|UNITED STATES OF AMERICA,||
Before EBEL, HENRY, and HARTZ, Circuit Judges.
Mr. Smith pleaded guilty in the United States District Court for the District of Colorado to three counts of armed bank robbery and one count of possession or use of a firearm in connection with a crime of violence. The district court entered his convictions on May 25, 1999. Mr. Smith did not file a direct appeal of his convictions. He filed the instant § 2255 motion on October 11, 2002.

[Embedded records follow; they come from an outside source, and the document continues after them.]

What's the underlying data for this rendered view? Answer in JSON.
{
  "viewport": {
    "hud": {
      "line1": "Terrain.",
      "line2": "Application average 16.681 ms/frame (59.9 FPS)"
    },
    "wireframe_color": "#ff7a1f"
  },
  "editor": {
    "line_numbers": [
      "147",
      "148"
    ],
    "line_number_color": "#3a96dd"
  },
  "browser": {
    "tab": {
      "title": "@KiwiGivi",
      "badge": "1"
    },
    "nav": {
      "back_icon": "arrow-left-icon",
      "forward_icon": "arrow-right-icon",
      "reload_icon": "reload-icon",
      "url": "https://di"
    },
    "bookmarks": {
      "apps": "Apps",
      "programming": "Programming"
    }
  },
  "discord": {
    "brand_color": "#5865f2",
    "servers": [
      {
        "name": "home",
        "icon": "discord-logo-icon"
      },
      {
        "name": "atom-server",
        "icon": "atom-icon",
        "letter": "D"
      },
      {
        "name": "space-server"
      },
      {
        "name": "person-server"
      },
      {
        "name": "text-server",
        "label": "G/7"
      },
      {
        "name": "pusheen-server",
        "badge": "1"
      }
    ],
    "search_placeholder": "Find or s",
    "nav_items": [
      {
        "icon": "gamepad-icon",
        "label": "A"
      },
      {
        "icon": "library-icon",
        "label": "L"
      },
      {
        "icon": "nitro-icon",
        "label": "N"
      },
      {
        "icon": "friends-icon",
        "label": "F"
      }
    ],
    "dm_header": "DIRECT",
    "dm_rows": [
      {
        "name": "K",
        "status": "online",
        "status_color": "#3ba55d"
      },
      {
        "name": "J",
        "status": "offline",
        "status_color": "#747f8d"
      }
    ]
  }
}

The limitations period established by the Anti-Terrorism and Effective Death Penalty Act (AEDPA) required Mr. Smith to file his § 2255 motion within a year of the date on which his convictions became final. See 28 U.S.C. § 2255(1). As the district court observed, Mr. Smith's conviction became final on June 4, 1999, when the time for filing a notice of appeal of his convictions expired. See United States v. Burch, 202 F.3d 1274, 1276 (10th Cir. 2000) (holding that "for purposes of determining when the limitations period in 28 U.S.C. § 2255(1) begins to run if a defendant does not petition the United States Supreme Court for a writ of certiorari after her direct appeal, her judgment of conviction is final after the time for seeking certiorari review has expired"); Kapral v. United States, 166 F.3d 565, 577 (3d Cir. 1999) ( holding that "[i]f a defendant does not pursue a timely direct appeal to the court of appeals, his or her conviction and sentence become final, and the statute of limitation begins to run, on the date on which the time for filing such an appeal expired"); Fed. R. App. P. 4(b)(1)(A) (requiring a notice of appeal to be filed within ten days of the entry of the judgment of conviction). Accordingly, Mr. Smith had until June 4, 2000 to timely file a § 2255 motion challenging his convictions. See United States v. Hurst, no. 01-7057, 2003 WL 1439621, at *3 (10th Cir. Mar 21, 2003) (holding that "[a] motion presented to the court on the anniversary date of a triggering event is within the '1-year period of limitation' set out in § 2255"). However, Mr. Smith did not file his § 2255 motion until October 11, 2002--more than two years after the limitations period expired.
Although we have held that this limitations period may be equitably tolled in certain limited circumstances, the facts of this case do not warrant such equitable tolling. See Marsh v. Soares, 223 F.3d 1217, 1220 (10th Cir. 2000) (stating that equitable tolling "is only available when an inmate diligently pursues his claims and demonstrates that the failure to timely file was caused by extraordinary circumstances beyond his control").
Accordingly, Mr. Smith has failed to make either a "substantial showing of the denial of a constitutional right," 28 U.S.C. § 2253(c)(2), or "a reasoned, nonfrivolous argument on the law and facts in support of the issues raised," McIntosh v. United States Parole Comm'n, 115 F.3d 809, 812 (10th Cir. 1997) (internal quotation marks omitted). For substantially the same reasons as set forth
in the district court's order, we therefore DENY Mr. Smith's application for a COA, DENY his motion to proceed IFP, and DISMISS this appeal.
Robert H. Henry
*. This order is not binding precedent, except under the doctrines of law of the case, res judicata, and collateral estoppel. The court generally disfavors the citation of unpublished orders; nevertheless, this order may be cited under the terms and conditions of 10th Cir. R. 36.3.